- It’s not even funny how much better Mbah a Moute is at defense than every other Bucks wing player. He’s always tipping passes, getting in good position and grabbing rebounds (his ten led the Bucks). I missed some of the first quarter, but as soon as I tuned in, Mbah a Moute corralled a loose ball with a dive and then tipped a pass right after. Sure, he can’t hit a 15 foot jump-shot with consistency, but he does so many other positive things and is a great court-chemistry guy.
- Francisco Elson played as well as I’ve seen him play all year. He absolutely looked the part of a player who had been resting and working all year long. He was running around, being active and generally good Gadzuricish. Remember when Gadz used to be able to trap, grab rebounds and contest shots? That was Elson Monday. His plus eight was an accurate reflection of his contributions.

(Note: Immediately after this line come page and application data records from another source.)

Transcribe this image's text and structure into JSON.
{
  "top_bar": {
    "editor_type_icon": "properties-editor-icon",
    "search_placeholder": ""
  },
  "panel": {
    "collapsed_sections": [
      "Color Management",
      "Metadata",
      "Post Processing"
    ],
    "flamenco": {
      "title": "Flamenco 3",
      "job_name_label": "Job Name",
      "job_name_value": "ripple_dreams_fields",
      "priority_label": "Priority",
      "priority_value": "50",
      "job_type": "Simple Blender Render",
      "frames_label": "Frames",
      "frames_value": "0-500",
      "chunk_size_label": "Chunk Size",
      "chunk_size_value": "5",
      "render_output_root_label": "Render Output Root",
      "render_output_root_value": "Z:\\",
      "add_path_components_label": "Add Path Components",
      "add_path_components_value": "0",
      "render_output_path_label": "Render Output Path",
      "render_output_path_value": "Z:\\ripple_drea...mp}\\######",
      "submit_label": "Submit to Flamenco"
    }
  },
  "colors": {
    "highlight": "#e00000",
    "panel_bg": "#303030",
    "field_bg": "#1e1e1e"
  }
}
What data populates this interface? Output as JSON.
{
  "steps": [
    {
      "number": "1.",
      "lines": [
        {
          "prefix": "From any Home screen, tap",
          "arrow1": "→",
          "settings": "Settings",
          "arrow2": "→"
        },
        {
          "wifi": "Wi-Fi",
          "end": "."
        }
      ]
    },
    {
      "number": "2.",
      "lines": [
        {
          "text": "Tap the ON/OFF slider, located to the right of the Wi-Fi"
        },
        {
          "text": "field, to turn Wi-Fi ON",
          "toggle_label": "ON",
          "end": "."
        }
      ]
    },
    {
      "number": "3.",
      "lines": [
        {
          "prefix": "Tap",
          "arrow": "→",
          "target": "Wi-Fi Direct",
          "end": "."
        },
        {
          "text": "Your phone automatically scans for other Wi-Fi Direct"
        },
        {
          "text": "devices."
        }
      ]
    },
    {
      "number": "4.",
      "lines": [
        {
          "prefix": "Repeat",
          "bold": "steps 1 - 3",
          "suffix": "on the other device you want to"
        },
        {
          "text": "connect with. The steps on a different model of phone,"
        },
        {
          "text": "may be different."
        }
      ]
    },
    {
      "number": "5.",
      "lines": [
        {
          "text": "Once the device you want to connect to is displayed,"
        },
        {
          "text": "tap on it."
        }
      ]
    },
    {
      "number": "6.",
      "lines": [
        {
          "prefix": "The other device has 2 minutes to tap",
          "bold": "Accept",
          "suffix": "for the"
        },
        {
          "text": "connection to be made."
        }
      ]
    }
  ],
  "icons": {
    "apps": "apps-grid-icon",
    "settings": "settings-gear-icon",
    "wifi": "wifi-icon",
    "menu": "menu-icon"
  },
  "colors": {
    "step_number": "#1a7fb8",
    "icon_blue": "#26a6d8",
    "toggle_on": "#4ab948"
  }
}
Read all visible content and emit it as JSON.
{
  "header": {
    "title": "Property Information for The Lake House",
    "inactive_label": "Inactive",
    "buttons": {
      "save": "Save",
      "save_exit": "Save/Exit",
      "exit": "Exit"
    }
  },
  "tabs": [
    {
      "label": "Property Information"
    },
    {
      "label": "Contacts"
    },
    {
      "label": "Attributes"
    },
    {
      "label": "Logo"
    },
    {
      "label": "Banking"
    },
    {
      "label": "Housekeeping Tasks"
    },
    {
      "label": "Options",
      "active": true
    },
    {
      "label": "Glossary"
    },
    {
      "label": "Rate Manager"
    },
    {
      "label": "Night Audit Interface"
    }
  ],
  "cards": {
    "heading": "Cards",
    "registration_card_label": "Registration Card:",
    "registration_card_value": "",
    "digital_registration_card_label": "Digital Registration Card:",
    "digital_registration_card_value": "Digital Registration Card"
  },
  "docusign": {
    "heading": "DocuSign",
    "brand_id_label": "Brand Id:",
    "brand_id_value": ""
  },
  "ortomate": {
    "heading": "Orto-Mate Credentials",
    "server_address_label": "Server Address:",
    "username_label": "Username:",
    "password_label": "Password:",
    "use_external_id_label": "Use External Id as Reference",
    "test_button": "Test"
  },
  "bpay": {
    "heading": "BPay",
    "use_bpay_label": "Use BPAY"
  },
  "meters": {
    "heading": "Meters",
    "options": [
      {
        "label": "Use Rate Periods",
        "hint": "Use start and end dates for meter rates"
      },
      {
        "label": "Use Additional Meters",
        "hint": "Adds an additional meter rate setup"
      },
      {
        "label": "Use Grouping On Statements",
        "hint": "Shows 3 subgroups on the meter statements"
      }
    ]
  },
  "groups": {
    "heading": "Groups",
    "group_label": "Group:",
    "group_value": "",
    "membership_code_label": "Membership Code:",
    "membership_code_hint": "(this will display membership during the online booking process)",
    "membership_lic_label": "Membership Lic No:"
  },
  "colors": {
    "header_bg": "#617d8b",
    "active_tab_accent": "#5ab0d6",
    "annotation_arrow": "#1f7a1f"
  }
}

Skiles has had enough of the talking. He wants to see results and will obviously sit anyone he doesn’t think is contributing. All bets seem to be off right now and if the Bucks came back Wednesday with the same starters they had Monday I’d be astonished. How Bogut and Redd take their benchings will make for an interesting two days for the Bucks on this road trip. If they own up to their mistakes and do what’s necessary to get back on the court and get the team back on track, we could be talking about this game as a turning point in the Bucks season. If Skiles unusual tactic of benching two of his team’s stars is met with trouble? It could be a long couple months.